*** Opening of GIVEN RECORDS ***
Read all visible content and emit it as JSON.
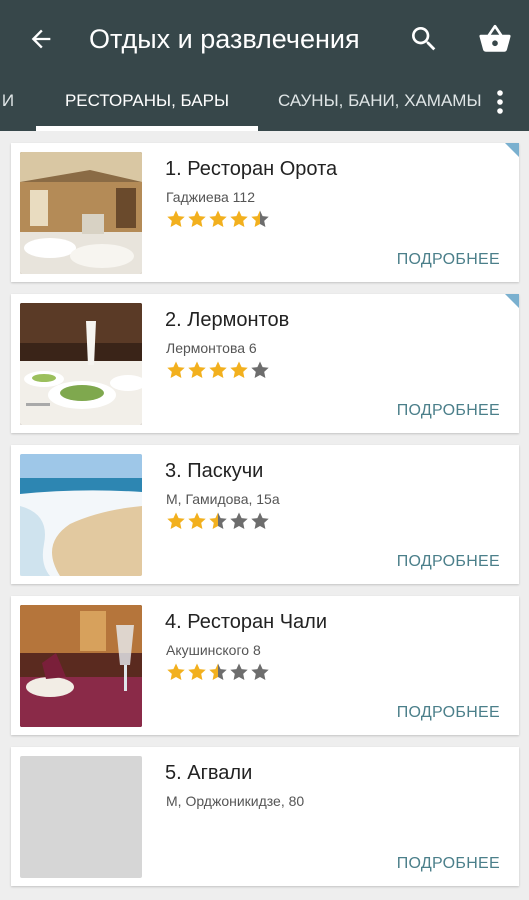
{
  "toolbar": {
    "title": "Отдых и развлечения",
    "back_icon": "arrow-back-icon",
    "search_icon": "search-icon",
    "cart_icon": "basket-icon"
  },
  "tabs": {
    "items": [
      {
        "label": "И"
      },
      {
        "label": "РЕСТОРАНЫ, БАРЫ"
      },
      {
        "label": "САУНЫ, БАНИ, ХАМАМЫ"
      }
    ],
    "active_index": 1,
    "overflow_icon": "more-vertical-icon"
  },
  "colors": {
    "appbar": "#37474a",
    "accent_text": "#4b7f8a",
    "star_filled": "#f2b01e",
    "star_empty": "#6d6d6d",
    "corner_marker": "#7ab0cf"
  },
  "places": [
    {
      "name": "1. Ресторан Орота",
      "address": "Гаджиева 112",
      "rating": 4.5,
      "has_photo": true,
      "photo": "restaurant-hall",
      "featured": true,
      "more_label": "ПОДРОБНЕЕ"
    },
    {
      "name": "2. Лермонтов",
      "address": "Лермонтова 6",
      "rating": 4,
      "has_photo": true,
      "photo": "table-setting",
      "featured": true,
      "more_label": "ПОДРОБНЕЕ"
    },
    {
      "name": "3. Паскучи",
      "address": "М, Гамидова, 15а",
      "rating": 2.5,
      "has_photo": true,
      "photo": "beach-wave",
      "featured": false,
      "more_label": "ПОДРОБНЕЕ"
    },
    {
      "name": "4. Ресторан Чали",
      "address": "Акушинского 8",
      "rating": 2.5,
      "has_photo": true,
      "photo": "wine-glasses",
      "featured": false,
      "more_label": "ПОДРОБНЕЕ"
    },
    {
      "name": "5. Агвали",
      "address": "М, Орджоникидзе, 80",
      "rating": null,
      "has_photo": false,
      "photo": "placeholder",
      "featured": false,
      "more_label": "ПОДРОБНЕЕ"
    }
  ]
}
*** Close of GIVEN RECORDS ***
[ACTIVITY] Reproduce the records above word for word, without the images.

[ANSWER SPACE]
Read all visible content and emit it as JSON.
{
  "toolbar": {
    "title": "Отдых и развлечения",
    "back_icon": "arrow-back-icon",
    "search_icon": "search-icon",
    "cart_icon": "basket-icon"
  },
  "tabs": {
    "items": [
      {
        "label": "И"
      },
      {
        "label": "РЕСТОРАНЫ, БАРЫ"
      },
      {
        "label": "САУНЫ, БАНИ, ХАМАМЫ"
      }
    ],
    "active_index": 1,
    "overflow_icon": "more-vertical-icon"
  },
  "colors": {
    "appbar": "#37474a",
    "accent_text": "#4b7f8a",
    "star_filled": "#f2b01e",
    "star_empty": "#6d6d6d",
    "corner_marker": "#7ab0cf"
  },
  "places": [
    {
      "name": "1. Ресторан Орота",
      "address": "Гаджиева 112",
      "rating": 4.5,
      "has_photo": true,
      "photo": "restaurant-hall",
      "featured": true,
      "more_label": "ПОДРОБНЕЕ"
    },
    {
      "name": "2. Лермонтов",
      "address": "Лермонтова 6",
      "rating": 4,
      "has_photo": true,
      "photo": "table-setting",
      "featured": true,
      "more_label": "ПОДРОБНЕЕ"
    },
    {
      "name": "3. Паскучи",
      "address": "М, Гамидова, 15а",
      "rating": 2.5,
      "has_photo": true,
      "photo": "beach-wave",
      "featured": false,
      "more_label": "ПОДРОБНЕЕ"
    },
    {
      "name": "4. Ресторан Чали",
      "address": "Акушинского 8",
      "rating": 2.5,
      "has_photo": true,
      "photo": "wine-glasses",
      "featured": false,
      "more_label": "ПОДРОБНЕЕ"
    },
    {
      "name": "5. Агвали",
      "address": "М, Орджоникидзе, 80",
      "rating": null,
      "has_photo": false,
      "photo": "placeholder",
      "featured": false,
      "more_label": "ПОДРОБНЕЕ"
    }
  ]
}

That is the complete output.